> [What to work on]:
Each record should be returned exactly as it is written.

> [Data provided]:
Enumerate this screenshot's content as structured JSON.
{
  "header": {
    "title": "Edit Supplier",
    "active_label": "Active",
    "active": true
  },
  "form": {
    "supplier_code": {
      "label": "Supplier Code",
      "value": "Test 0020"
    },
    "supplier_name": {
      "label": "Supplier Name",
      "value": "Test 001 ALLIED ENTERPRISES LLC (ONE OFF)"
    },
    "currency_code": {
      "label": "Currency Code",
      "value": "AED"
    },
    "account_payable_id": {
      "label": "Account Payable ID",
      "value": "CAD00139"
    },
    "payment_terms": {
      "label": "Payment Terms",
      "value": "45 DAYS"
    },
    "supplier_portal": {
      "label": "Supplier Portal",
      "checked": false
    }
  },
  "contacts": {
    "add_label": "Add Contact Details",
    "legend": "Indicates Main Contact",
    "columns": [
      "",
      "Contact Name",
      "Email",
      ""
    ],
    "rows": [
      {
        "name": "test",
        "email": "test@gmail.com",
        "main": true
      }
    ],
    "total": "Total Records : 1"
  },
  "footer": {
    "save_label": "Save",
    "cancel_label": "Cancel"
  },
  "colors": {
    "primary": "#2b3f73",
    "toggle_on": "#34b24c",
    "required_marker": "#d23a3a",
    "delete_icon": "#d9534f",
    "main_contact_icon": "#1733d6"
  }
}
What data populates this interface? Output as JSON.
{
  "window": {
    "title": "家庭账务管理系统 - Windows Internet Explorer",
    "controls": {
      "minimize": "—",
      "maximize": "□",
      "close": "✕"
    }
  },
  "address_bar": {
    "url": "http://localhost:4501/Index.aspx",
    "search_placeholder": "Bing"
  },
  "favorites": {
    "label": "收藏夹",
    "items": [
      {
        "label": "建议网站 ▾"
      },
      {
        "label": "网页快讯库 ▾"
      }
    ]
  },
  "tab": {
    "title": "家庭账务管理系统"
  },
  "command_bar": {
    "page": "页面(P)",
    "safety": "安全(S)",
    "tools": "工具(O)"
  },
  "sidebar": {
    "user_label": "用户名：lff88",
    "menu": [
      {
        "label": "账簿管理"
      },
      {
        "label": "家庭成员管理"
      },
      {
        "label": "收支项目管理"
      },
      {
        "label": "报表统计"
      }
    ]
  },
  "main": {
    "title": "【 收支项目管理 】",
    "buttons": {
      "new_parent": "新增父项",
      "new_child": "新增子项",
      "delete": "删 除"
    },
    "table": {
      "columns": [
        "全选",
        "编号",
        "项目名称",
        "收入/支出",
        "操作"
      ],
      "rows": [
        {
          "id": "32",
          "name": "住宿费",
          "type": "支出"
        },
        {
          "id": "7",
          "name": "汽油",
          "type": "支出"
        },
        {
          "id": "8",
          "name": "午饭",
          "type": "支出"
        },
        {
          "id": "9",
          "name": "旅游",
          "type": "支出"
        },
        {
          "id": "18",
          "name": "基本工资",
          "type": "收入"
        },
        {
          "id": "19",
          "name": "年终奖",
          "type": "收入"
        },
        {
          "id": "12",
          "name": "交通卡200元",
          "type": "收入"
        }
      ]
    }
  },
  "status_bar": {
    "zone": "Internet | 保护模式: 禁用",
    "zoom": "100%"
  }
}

> [Problem solution]:
Enumerate this screenshot's content as structured JSON.
{
  "header": {
    "title": "Edit Supplier",
    "active_label": "Active",
    "active": true
  },
  "form": {
    "supplier_code": {
      "label": "Supplier Code",
      "value": "Test 0020"
    },
    "supplier_name": {
      "label": "Supplier Name",
      "value": "Test 001 ALLIED ENTERPRISES LLC (ONE OFF)"
    },
    "currency_code": {
      "label": "Currency Code",
      "value": "AED"
    },
    "account_payable_id": {
      "label": "Account Payable ID",
      "value": "CAD00139"
    },
    "payment_terms": {
      "label": "Payment Terms",
      "value": "45 DAYS"
    },
    "supplier_portal": {
      "label": "Supplier Portal",
      "checked": false
    }
  },
  "contacts": {
    "add_label": "Add Contact Details",
    "legend": "Indicates Main Contact",
    "columns": [
      "",
      "Contact Name",
      "Email",
      ""
    ],
    "rows": [
      {
        "name": "test",
        "email": "test@gmail.com",
        "main": true
      }
    ],
    "total": "Total Records : 1"
  },
  "footer": {
    "save_label": "Save",
    "cancel_label": "Cancel"
  },
  "colors": {
    "primary": "#2b3f73",
    "toggle_on": "#34b24c",
    "required_marker": "#d23a3a",
    "delete_icon": "#d9534f",
    "main_contact_icon": "#1733d6"
  }
}
What data populates this interface? Output as JSON.
{
  "window": {
    "title": "家庭账务管理系统 - Windows Internet Explorer",
    "controls": {
      "minimize": "—",
      "maximize": "□",
      "close": "✕"
    }
  },
  "address_bar": {
    "url": "http://localhost:4501/Index.aspx",
    "search_placeholder": "Bing"
  },
  "favorites": {
    "label": "收藏夹",
    "items": [
      {
        "label": "建议网站 ▾"
      },
      {
        "label": "网页快讯库 ▾"
      }
    ]
  },
  "tab": {
    "title": "家庭账务管理系统"
  },
  "command_bar": {
    "page": "页面(P)",
    "safety": "安全(S)",
    "tools": "工具(O)"
  },
  "sidebar": {
    "user_label": "用户名：lff88",
    "menu": [
      {
        "label": "账簿管理"
      },
      {
        "label": "家庭成员管理"
      },
      {
        "label": "收支项目管理"
      },
      {
        "label": "报表统计"
      }
    ]
  },
  "main": {
    "title": "【 收支项目管理 】",
    "buttons": {
      "new_parent": "新增父项",
      "new_child": "新增子项",
      "delete": "删 除"
    },
    "table": {
      "columns": [
        "全选",
        "编号",
        "项目名称",
        "收入/支出",
        "操作"
      ],
      "rows": [
        {
          "id": "32",
          "name": "住宿费",
          "type": "支出"
        },
        {
          "id": "7",
          "name": "汽油",
          "type": "支出"
        },
        {
          "id": "8",
          "name": "午饭",
          "type": "支出"
        },
        {
          "id": "9",
          "name": "旅游",
          "type": "支出"
        },
        {
          "id": "18",
          "name": "基本工资",
          "type": "收入"
        },
        {
          "id": "19",
          "name": "年终奖",
          "type": "收入"
        },
        {
          "id": "12",
          "name": "交通卡200元",
          "type": "收入"
        }
      ]
    }
  },
  "status_bar": {
    "zone": "Internet | 保护模式: 禁用",
    "zoom": "100%"
  }
}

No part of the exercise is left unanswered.